Copy every line that holds the string "Vanves" from the data below.

*** Opening of Recorded information ***

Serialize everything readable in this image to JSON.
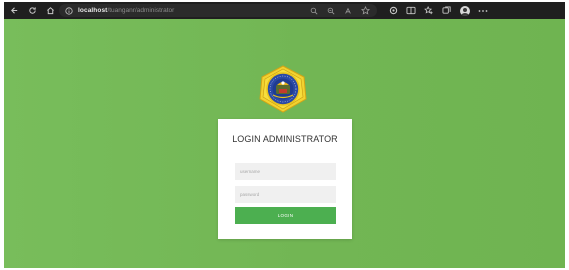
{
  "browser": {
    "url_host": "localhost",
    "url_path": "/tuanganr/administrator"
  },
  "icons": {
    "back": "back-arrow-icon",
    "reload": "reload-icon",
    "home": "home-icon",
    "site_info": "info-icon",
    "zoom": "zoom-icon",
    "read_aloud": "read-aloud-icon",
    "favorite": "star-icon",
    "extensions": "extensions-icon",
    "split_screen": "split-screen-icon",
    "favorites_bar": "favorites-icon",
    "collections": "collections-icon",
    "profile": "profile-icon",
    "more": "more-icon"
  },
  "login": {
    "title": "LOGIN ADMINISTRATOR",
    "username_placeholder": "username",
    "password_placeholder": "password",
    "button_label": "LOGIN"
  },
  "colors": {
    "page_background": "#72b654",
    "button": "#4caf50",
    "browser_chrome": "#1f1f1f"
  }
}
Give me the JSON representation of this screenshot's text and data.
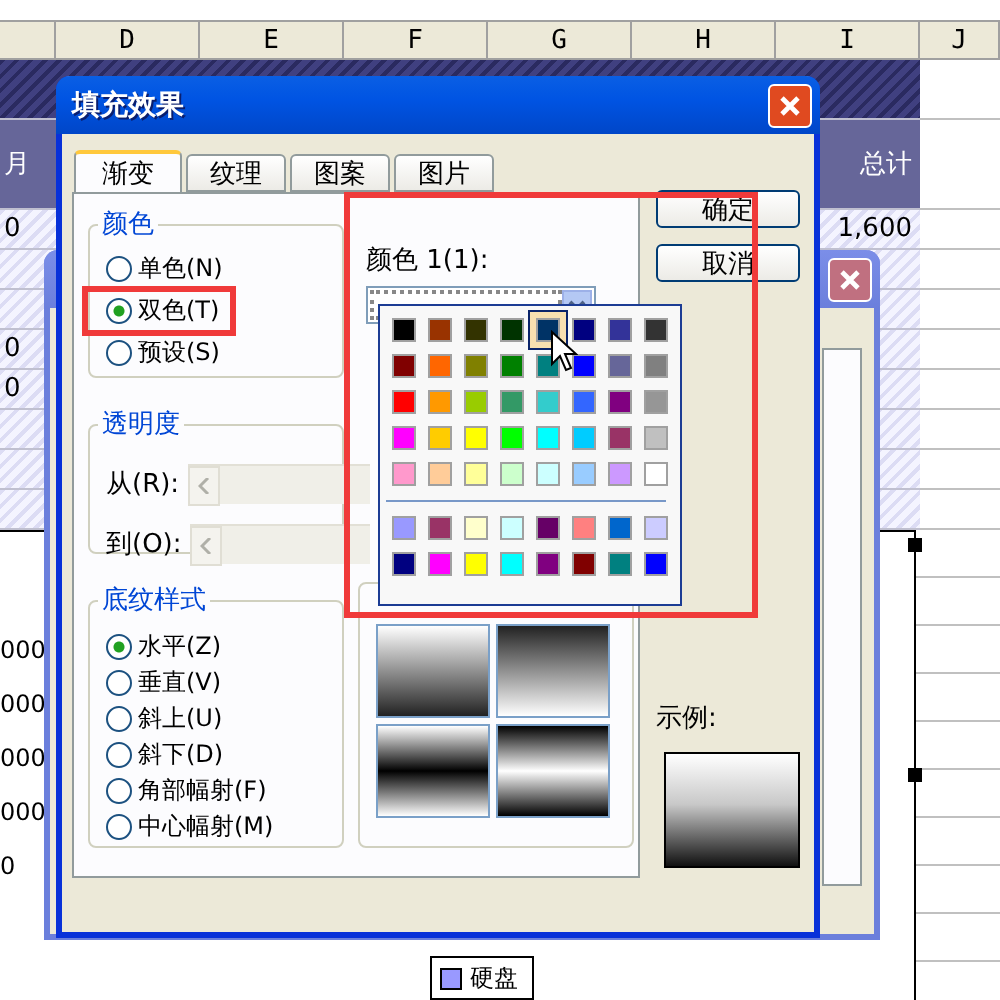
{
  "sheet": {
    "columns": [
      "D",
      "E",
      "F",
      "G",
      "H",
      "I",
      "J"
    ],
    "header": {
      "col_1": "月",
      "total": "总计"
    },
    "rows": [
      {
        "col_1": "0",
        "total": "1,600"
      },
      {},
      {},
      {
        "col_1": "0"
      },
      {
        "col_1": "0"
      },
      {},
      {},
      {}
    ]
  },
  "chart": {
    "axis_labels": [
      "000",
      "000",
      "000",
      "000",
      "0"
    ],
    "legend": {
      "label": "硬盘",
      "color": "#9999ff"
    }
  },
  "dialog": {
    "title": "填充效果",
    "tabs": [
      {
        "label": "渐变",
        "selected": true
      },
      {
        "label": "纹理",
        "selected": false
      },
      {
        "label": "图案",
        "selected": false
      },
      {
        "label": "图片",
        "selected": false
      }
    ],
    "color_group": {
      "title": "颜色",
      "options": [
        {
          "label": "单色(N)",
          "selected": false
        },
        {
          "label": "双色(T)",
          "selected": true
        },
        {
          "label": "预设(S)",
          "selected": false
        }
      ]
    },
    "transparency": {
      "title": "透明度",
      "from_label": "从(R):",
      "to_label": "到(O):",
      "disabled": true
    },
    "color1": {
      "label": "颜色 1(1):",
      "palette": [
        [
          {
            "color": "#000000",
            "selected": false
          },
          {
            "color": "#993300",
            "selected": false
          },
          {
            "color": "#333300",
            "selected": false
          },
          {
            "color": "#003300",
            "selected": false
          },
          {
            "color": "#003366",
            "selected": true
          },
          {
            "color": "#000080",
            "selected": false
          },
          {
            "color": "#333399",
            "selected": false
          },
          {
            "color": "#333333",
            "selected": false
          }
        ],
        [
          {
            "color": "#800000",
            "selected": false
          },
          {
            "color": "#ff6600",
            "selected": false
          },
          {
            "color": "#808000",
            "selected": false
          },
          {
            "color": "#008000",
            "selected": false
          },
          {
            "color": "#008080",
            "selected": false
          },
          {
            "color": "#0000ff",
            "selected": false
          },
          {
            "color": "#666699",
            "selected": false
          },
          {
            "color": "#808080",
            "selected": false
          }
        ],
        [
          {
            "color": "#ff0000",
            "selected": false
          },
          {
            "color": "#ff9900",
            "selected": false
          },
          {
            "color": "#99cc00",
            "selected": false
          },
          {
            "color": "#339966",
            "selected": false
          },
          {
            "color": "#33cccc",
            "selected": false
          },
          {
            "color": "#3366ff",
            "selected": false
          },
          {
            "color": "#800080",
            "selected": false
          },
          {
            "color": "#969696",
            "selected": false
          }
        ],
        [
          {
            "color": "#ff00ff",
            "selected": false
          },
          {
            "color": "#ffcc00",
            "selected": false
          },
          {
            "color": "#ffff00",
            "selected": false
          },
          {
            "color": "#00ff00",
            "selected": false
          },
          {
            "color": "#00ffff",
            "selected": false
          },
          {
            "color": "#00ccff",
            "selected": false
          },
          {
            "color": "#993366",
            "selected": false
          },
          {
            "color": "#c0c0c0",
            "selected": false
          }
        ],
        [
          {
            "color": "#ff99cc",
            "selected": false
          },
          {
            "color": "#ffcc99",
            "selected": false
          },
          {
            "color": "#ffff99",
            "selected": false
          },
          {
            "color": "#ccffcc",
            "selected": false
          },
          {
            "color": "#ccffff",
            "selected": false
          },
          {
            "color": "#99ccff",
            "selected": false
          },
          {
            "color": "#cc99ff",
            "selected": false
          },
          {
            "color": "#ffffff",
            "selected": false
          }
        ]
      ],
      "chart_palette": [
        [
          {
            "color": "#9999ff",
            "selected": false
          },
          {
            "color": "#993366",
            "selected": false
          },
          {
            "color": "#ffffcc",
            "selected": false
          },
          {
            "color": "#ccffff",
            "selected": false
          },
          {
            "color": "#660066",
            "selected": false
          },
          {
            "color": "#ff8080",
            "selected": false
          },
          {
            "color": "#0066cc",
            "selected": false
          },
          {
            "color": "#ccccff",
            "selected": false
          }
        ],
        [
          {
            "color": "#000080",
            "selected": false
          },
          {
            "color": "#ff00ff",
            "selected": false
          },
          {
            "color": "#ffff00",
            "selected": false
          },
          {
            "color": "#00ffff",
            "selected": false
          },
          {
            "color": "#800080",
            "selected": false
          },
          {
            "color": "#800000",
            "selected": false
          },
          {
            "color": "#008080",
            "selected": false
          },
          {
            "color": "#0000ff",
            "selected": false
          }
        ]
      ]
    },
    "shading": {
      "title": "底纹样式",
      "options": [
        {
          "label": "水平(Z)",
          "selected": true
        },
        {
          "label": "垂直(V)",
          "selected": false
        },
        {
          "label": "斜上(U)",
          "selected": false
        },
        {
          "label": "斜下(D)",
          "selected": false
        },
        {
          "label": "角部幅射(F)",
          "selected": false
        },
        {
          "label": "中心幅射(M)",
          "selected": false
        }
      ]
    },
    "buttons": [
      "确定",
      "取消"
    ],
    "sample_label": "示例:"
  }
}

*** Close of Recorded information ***
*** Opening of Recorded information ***

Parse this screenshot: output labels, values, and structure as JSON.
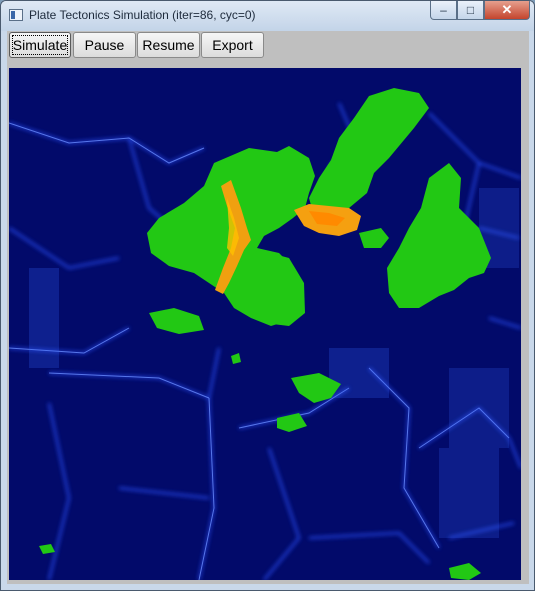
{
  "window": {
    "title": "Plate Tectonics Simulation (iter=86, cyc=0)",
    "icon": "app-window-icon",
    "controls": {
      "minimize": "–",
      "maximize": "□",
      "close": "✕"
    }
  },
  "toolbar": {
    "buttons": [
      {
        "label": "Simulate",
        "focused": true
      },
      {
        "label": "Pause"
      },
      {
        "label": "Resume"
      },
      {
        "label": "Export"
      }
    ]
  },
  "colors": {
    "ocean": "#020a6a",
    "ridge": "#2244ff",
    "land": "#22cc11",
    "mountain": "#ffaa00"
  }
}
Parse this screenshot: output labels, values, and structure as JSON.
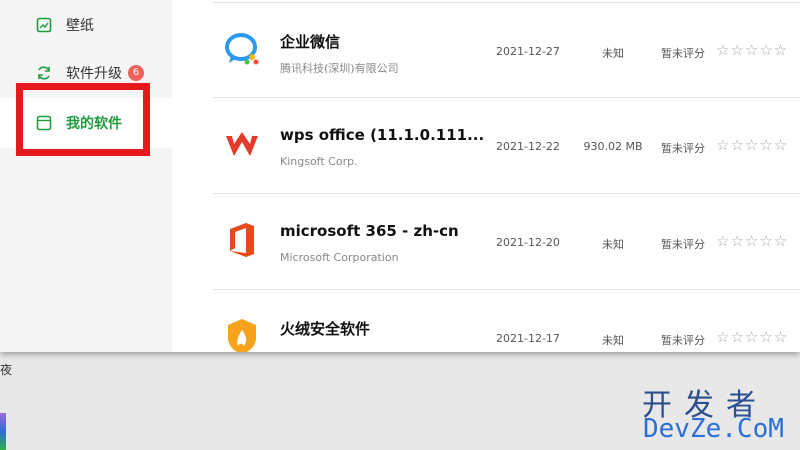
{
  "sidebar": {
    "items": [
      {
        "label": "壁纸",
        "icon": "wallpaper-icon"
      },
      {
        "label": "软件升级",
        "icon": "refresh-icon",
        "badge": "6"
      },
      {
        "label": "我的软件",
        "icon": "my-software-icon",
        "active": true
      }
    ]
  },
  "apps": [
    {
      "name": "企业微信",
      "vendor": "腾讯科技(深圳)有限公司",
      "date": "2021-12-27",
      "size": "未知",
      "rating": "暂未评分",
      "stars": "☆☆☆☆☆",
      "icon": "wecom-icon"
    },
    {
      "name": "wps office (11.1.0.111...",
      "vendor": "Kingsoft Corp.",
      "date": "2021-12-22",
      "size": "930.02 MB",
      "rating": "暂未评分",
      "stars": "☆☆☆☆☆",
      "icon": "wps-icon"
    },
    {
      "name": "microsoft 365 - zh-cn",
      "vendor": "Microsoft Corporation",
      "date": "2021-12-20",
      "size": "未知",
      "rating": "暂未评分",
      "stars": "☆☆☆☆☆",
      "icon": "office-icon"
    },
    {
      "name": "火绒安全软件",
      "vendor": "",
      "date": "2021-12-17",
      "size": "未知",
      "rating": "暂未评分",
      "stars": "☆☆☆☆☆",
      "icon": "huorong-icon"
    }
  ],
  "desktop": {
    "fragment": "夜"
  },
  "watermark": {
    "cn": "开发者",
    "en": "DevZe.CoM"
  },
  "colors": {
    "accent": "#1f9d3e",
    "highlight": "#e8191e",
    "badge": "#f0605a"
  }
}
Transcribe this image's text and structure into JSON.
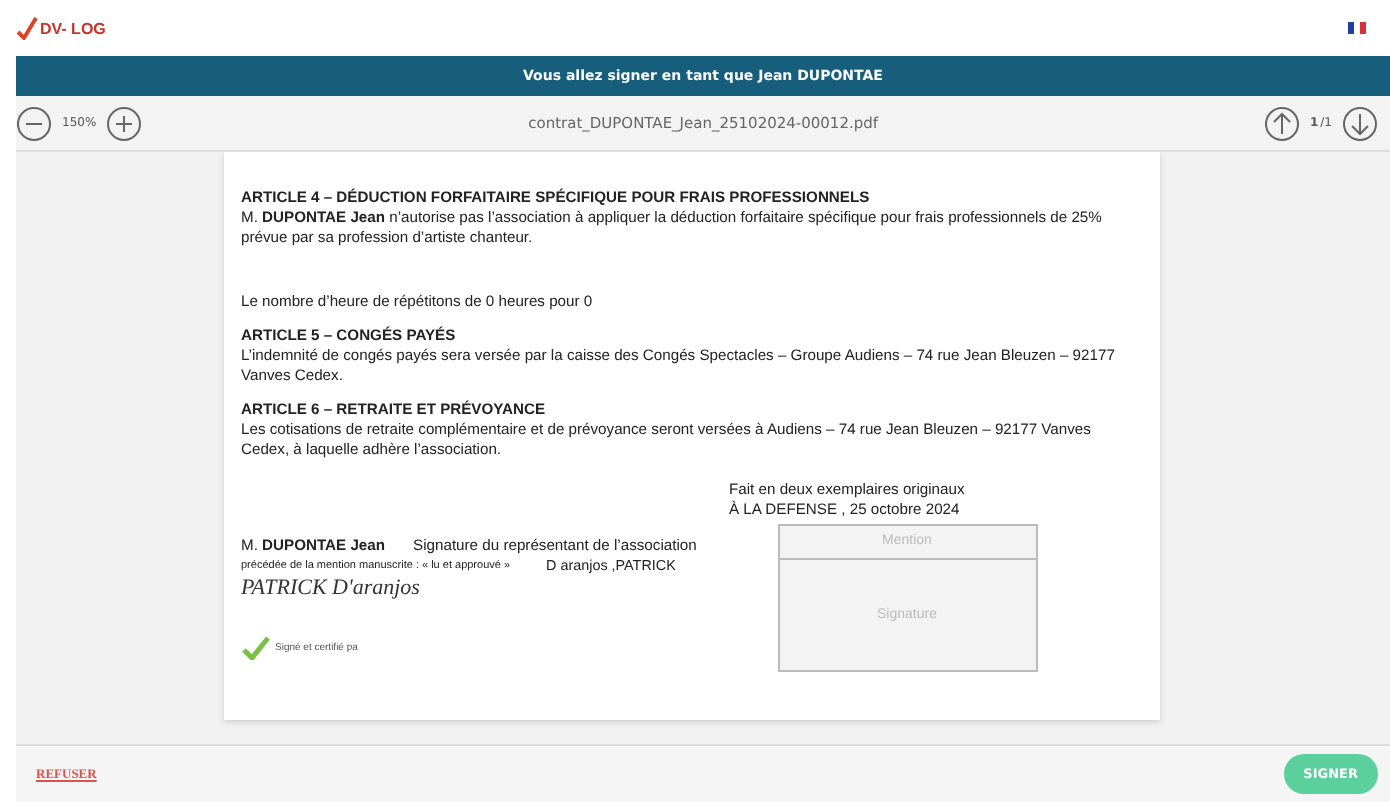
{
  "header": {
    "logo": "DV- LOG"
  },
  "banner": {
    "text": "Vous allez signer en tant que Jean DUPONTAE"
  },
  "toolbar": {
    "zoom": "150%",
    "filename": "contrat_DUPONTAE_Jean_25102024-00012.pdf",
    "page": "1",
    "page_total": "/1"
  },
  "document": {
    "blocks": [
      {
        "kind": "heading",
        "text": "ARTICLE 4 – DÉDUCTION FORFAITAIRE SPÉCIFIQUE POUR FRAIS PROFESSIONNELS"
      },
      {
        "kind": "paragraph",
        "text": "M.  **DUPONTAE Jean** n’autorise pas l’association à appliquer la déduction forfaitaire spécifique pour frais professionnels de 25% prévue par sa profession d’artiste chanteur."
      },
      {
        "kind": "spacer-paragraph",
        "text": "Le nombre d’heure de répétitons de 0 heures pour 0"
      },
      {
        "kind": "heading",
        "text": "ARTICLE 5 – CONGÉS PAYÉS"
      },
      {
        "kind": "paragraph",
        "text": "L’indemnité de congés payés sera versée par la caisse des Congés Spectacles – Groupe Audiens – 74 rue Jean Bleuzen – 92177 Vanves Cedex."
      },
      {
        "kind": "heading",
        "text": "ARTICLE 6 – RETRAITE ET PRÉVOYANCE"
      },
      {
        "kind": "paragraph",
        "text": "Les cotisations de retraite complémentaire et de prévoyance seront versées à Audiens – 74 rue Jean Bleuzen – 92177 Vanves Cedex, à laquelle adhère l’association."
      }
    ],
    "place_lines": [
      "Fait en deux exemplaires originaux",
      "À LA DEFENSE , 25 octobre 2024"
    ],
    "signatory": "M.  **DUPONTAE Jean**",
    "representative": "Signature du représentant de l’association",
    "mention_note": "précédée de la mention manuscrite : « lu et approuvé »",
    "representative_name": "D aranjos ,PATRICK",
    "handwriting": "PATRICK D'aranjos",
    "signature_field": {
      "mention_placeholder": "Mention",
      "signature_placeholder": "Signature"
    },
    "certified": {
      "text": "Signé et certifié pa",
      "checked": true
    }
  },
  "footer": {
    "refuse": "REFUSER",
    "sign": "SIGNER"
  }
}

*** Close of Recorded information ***

• [Output of the exercise]:
        "text": "L’indemnité de congés payés sera versée par la caisse des Congés Spectacles – Groupe Audiens – 74 rue Jean Bleuzen – 92177 Vanves Cedex."
        "text": "Les cotisations de retraite complémentaire et de prévoyance seront versées à Audiens – 74 rue Jean Bleuzen – 92177 Vanves Cedex, à laquelle adhère l’association."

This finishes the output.